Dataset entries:
----------

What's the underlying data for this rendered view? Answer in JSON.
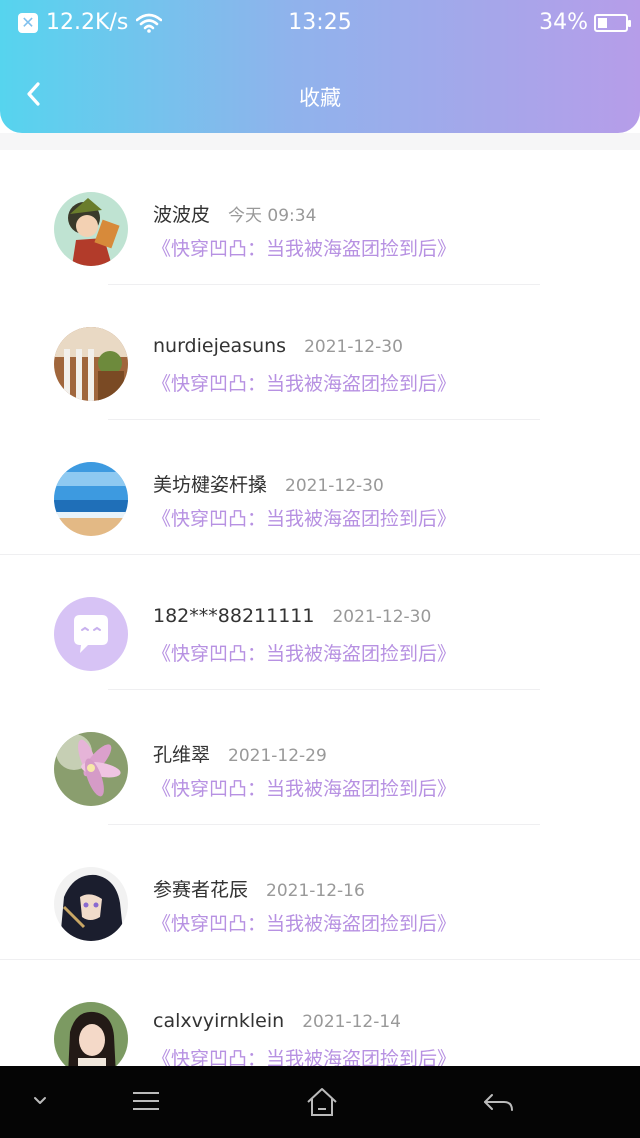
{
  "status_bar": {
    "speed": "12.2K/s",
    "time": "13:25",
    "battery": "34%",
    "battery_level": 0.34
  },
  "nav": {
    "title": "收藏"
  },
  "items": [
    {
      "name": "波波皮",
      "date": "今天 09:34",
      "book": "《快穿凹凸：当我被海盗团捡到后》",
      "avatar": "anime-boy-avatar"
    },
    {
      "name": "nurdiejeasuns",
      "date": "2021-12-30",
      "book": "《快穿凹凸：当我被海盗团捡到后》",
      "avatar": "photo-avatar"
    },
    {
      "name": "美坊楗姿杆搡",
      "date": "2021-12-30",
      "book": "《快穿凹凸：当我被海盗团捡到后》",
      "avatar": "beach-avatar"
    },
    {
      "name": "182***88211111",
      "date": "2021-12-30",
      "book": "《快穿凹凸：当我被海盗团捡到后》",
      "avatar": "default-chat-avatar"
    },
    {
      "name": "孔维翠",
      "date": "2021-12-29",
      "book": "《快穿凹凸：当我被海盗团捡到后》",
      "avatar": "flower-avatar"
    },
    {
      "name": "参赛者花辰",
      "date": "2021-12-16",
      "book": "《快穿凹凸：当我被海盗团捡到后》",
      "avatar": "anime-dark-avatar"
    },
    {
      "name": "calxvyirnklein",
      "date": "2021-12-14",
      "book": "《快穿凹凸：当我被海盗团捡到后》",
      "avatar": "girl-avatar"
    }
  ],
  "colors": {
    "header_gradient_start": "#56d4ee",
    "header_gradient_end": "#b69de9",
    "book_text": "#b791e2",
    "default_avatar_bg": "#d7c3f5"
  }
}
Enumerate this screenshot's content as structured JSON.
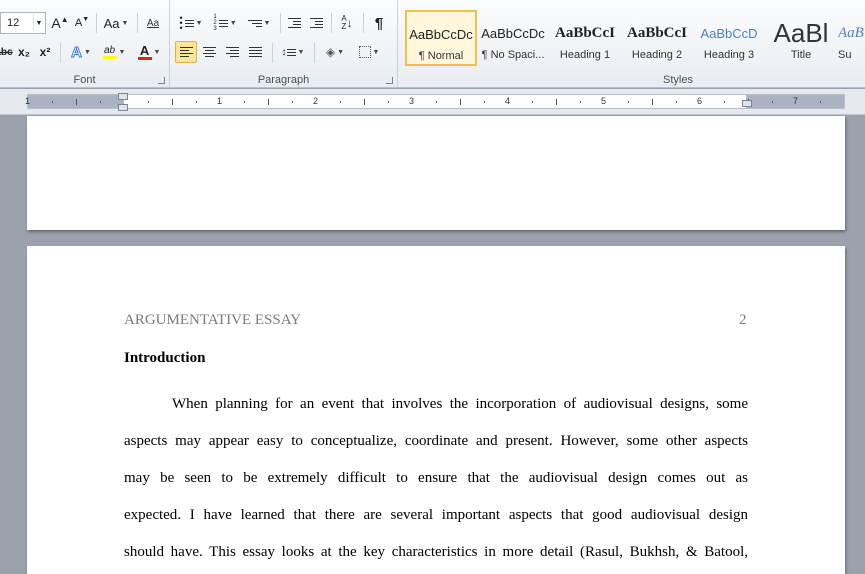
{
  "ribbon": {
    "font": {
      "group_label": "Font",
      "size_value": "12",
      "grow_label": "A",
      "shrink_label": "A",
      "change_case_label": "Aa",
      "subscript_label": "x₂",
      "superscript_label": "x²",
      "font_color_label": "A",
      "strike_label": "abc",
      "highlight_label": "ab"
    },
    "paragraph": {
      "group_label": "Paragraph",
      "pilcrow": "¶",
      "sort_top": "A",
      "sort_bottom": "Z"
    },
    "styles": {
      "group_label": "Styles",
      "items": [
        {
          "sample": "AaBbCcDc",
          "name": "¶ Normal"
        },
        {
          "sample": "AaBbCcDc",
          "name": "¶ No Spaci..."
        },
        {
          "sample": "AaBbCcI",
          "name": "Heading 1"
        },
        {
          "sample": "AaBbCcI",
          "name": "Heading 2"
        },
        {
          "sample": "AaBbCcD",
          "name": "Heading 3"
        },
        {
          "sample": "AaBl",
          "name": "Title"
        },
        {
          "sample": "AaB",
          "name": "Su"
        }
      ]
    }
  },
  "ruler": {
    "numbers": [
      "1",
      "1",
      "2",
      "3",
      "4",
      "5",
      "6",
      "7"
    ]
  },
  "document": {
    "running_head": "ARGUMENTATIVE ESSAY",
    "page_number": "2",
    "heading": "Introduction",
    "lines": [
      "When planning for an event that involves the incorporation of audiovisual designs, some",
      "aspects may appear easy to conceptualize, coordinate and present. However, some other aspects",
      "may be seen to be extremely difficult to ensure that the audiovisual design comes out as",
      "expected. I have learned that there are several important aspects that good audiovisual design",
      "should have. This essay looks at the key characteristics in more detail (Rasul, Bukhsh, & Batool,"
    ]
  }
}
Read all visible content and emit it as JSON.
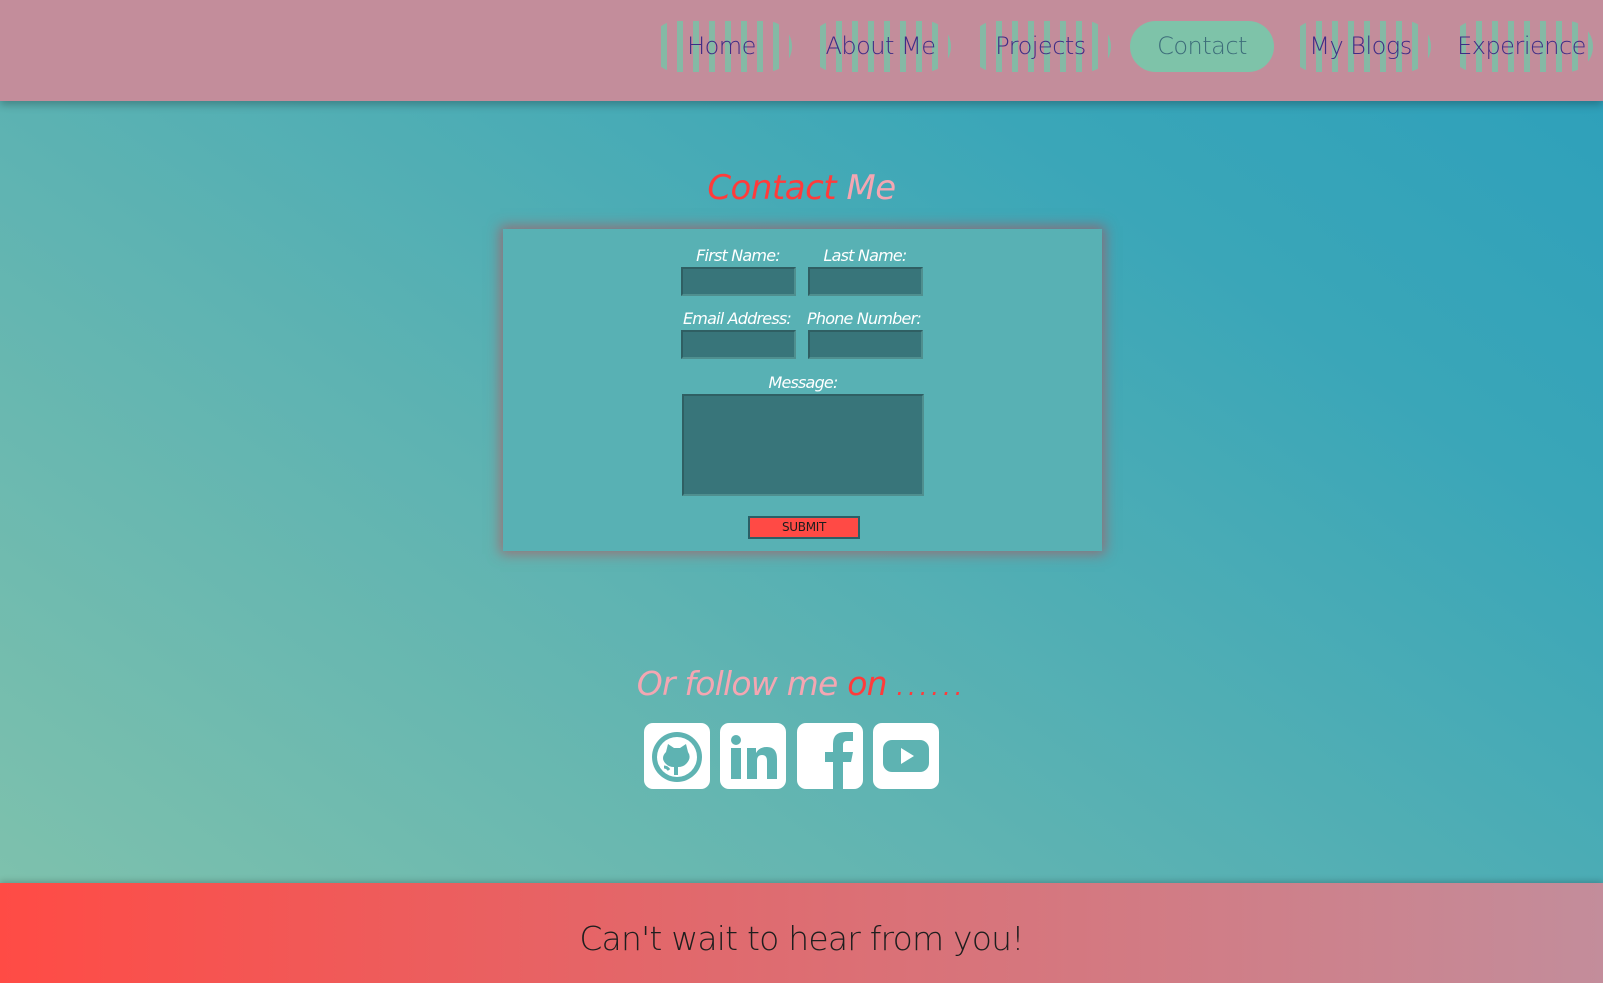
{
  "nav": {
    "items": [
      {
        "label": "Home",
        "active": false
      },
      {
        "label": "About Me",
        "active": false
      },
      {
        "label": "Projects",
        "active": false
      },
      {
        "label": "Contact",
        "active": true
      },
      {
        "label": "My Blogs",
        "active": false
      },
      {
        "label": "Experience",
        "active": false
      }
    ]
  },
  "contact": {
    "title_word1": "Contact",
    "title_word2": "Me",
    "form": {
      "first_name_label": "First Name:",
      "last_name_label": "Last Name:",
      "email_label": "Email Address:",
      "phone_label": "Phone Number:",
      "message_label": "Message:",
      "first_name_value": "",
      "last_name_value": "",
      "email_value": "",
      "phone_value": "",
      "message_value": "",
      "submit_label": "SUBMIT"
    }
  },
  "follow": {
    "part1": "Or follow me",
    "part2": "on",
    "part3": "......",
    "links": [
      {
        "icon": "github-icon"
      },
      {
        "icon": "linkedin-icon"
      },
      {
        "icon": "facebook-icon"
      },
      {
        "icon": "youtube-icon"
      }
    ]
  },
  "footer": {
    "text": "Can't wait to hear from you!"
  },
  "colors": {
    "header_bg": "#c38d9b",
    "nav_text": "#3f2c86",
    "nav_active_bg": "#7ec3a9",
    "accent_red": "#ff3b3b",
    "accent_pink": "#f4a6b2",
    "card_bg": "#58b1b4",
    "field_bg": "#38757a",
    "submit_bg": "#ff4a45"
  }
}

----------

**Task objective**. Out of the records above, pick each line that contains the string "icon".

**Output for this exercise**.
        "icon": "github-icon"
        "icon": "linkedin-icon"
        "icon": "facebook-icon"
        "icon": "youtube-icon"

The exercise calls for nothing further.